### [Collection entries]
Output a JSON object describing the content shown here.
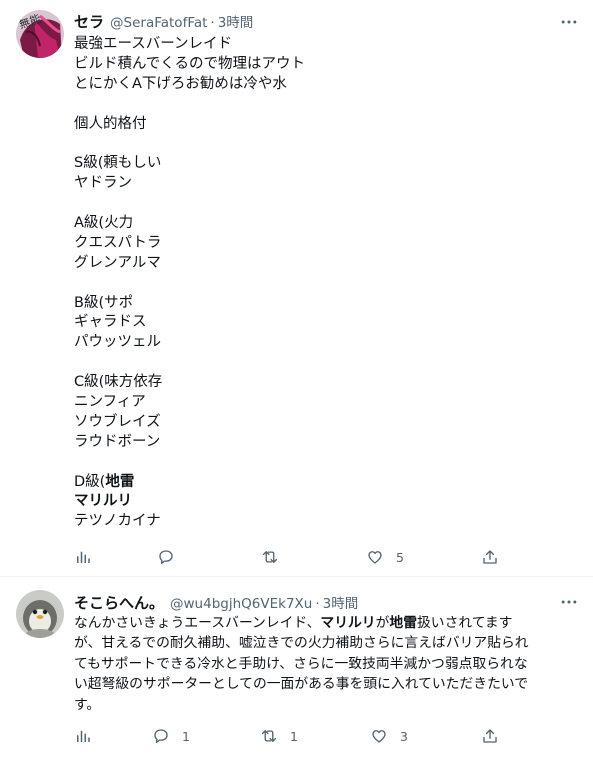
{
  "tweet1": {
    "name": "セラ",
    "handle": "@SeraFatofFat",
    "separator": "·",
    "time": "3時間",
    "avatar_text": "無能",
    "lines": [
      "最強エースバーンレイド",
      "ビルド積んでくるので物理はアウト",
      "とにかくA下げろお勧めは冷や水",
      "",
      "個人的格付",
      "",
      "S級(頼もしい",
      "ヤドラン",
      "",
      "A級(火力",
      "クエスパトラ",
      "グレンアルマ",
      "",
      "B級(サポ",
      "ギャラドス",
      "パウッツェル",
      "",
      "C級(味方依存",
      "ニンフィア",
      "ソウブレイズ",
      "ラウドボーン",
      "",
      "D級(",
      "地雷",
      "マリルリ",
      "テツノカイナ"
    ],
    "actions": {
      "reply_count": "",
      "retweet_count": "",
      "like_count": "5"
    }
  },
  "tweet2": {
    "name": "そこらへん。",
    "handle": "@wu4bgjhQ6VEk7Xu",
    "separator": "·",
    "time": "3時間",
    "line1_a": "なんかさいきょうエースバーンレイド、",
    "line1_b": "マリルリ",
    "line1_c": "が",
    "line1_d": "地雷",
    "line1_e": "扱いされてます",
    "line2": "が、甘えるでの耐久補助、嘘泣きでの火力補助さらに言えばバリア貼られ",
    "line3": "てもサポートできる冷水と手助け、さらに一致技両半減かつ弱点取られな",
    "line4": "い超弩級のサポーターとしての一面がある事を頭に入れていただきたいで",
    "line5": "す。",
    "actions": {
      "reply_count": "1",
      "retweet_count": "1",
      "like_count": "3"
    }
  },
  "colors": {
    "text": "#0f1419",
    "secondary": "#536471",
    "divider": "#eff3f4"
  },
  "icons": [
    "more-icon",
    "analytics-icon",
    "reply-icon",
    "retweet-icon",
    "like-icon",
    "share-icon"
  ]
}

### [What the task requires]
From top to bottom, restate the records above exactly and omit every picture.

### [Response to the task]
Output a JSON object describing the content shown here.
{
  "tweet1": {
    "name": "セラ",
    "handle": "@SeraFatofFat",
    "separator": "·",
    "time": "3時間",
    "avatar_text": "無能",
    "lines": [
      "最強エースバーンレイド",
      "ビルド積んでくるので物理はアウト",
      "とにかくA下げろお勧めは冷や水",
      "",
      "個人的格付",
      "",
      "S級(頼もしい",
      "ヤドラン",
      "",
      "A級(火力",
      "クエスパトラ",
      "グレンアルマ",
      "",
      "B級(サポ",
      "ギャラドス",
      "パウッツェル",
      "",
      "C級(味方依存",
      "ニンフィア",
      "ソウブレイズ",
      "ラウドボーン",
      "",
      "D級(",
      "地雷",
      "マリルリ",
      "テツノカイナ"
    ],
    "actions": {
      "reply_count": "",
      "retweet_count": "",
      "like_count": "5"
    }
  },
  "tweet2": {
    "name": "そこらへん。",
    "handle": "@wu4bgjhQ6VEk7Xu",
    "separator": "·",
    "time": "3時間",
    "line1_a": "なんかさいきょうエースバーンレイド、",
    "line1_b": "マリルリ",
    "line1_c": "が",
    "line1_d": "地雷",
    "line1_e": "扱いされてます",
    "line2": "が、甘えるでの耐久補助、嘘泣きでの火力補助さらに言えばバリア貼られ",
    "line3": "てもサポートできる冷水と手助け、さらに一致技両半減かつ弱点取られな",
    "line4": "い超弩級のサポーターとしての一面がある事を頭に入れていただきたいで",
    "line5": "す。",
    "actions": {
      "reply_count": "1",
      "retweet_count": "1",
      "like_count": "3"
    }
  },
  "colors": {
    "text": "#0f1419",
    "secondary": "#536471",
    "divider": "#eff3f4"
  },
  "icons": [
    "more-icon",
    "analytics-icon",
    "reply-icon",
    "retweet-icon",
    "like-icon",
    "share-icon"
  ]
}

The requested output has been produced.